══ Input records
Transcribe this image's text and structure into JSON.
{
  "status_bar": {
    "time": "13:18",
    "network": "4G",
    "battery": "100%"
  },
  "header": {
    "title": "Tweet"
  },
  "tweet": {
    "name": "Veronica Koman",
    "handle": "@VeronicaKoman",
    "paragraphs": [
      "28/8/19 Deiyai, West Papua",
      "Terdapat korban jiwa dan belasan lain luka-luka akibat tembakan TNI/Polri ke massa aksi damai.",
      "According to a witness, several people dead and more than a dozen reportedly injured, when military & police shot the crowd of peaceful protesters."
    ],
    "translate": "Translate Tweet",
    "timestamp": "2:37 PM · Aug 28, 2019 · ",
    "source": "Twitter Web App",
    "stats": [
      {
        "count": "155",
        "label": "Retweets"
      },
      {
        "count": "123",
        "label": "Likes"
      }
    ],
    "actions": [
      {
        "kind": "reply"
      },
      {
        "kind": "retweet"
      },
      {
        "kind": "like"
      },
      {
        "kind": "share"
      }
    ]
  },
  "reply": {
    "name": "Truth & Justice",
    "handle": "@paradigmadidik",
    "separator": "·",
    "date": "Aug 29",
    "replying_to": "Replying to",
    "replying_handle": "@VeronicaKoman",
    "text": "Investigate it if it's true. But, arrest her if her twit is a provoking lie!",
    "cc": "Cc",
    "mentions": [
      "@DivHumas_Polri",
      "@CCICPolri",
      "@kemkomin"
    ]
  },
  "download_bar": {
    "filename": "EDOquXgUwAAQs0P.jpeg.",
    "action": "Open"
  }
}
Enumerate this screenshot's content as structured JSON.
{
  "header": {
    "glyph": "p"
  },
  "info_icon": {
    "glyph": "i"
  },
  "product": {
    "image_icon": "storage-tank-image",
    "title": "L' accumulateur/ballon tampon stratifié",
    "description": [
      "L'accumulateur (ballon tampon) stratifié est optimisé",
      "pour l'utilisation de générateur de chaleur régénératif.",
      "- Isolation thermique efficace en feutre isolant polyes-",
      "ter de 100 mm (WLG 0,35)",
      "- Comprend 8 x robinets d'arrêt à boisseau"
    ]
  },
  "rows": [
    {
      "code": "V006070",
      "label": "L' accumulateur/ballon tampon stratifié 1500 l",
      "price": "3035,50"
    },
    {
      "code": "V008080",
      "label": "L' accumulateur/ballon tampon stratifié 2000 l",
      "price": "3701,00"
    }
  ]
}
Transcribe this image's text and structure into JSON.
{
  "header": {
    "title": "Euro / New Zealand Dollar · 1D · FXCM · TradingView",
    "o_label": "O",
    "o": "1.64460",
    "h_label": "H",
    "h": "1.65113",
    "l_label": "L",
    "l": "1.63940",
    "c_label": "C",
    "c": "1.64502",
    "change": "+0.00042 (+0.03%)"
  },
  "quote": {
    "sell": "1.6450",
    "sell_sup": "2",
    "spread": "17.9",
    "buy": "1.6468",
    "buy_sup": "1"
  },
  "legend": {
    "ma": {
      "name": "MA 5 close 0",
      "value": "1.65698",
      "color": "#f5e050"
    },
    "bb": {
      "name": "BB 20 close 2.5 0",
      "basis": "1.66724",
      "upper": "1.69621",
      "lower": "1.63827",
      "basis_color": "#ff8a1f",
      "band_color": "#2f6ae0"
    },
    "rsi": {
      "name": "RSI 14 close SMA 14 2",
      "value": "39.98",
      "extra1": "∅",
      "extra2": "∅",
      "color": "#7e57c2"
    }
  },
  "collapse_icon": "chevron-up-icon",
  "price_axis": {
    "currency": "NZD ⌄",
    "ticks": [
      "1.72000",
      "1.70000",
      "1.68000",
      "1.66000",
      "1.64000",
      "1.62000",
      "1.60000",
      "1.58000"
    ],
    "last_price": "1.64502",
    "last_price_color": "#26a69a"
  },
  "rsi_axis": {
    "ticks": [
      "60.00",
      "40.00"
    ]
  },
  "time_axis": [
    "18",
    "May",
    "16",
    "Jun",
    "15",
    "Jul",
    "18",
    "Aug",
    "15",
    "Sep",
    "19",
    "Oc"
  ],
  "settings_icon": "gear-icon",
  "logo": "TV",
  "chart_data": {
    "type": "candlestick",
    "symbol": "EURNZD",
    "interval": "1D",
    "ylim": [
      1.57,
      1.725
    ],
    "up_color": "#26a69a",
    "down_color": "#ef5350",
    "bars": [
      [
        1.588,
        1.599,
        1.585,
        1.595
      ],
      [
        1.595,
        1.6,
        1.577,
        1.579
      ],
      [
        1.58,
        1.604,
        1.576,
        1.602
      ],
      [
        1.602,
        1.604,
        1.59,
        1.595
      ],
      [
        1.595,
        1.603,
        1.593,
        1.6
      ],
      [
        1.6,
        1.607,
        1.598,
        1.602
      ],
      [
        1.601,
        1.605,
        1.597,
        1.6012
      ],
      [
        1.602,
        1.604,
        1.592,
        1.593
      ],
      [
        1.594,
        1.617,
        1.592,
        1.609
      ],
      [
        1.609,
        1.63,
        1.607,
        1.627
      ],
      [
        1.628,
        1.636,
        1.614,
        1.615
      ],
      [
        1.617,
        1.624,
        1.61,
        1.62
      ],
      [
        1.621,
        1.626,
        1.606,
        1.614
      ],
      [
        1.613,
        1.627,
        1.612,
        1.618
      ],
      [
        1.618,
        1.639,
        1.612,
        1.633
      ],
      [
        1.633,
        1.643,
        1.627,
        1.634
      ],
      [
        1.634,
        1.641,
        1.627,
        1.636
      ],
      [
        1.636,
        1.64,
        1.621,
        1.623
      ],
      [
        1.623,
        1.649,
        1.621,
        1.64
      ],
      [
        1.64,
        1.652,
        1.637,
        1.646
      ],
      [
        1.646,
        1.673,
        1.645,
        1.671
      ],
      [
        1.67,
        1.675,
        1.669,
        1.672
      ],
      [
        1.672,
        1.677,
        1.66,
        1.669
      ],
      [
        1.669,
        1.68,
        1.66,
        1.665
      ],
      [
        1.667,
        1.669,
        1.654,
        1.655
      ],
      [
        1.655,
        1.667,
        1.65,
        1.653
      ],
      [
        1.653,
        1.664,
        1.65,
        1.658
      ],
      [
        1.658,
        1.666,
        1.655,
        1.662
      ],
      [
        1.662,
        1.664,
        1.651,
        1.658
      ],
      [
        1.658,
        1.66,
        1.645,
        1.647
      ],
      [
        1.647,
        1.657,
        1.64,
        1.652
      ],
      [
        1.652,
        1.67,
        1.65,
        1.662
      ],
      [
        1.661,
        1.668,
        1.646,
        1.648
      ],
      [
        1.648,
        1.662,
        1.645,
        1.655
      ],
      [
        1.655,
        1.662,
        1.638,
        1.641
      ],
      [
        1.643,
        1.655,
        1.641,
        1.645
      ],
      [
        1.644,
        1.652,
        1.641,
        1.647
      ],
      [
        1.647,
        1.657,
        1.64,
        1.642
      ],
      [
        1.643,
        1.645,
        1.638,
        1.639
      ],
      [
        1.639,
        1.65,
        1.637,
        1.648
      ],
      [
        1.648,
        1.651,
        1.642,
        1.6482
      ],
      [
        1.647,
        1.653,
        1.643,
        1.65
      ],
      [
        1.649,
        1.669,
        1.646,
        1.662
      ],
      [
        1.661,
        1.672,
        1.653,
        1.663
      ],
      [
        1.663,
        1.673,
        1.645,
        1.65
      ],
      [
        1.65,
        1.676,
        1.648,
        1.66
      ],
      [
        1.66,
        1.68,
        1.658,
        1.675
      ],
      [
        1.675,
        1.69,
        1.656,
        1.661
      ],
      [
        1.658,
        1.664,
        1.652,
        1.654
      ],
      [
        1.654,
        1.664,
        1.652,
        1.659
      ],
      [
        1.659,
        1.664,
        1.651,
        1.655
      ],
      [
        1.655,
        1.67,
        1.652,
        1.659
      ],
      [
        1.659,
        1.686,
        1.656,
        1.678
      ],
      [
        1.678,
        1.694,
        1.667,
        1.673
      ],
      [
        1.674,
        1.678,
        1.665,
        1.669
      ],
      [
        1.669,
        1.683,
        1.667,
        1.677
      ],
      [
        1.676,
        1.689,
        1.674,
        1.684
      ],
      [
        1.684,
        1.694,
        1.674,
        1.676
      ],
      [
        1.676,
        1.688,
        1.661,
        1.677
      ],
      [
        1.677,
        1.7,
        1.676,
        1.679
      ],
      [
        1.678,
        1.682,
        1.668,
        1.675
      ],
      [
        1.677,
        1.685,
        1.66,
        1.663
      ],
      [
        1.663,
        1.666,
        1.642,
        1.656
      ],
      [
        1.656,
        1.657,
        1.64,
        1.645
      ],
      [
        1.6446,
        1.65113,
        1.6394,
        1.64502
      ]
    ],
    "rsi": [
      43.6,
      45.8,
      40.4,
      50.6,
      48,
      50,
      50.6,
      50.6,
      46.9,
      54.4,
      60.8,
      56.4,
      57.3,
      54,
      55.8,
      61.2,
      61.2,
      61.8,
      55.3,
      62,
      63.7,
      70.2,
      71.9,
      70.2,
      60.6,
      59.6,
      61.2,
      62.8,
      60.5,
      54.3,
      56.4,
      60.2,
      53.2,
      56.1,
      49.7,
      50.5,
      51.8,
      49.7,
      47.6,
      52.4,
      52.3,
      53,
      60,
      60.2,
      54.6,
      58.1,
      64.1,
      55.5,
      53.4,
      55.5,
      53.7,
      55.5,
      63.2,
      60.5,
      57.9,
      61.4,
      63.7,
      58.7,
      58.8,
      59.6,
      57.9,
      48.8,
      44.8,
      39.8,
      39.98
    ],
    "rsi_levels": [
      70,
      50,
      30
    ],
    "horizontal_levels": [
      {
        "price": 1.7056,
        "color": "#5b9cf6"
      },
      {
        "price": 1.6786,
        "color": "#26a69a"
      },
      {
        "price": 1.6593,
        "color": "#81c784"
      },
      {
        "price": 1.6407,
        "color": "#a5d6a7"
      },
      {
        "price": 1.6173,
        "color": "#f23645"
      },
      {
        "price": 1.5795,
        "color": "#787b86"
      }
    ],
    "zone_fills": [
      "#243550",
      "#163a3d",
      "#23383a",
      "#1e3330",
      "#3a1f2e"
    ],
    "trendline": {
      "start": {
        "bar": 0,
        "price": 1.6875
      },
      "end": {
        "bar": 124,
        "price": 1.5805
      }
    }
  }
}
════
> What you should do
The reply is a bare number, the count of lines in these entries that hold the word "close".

> Exercise solution
3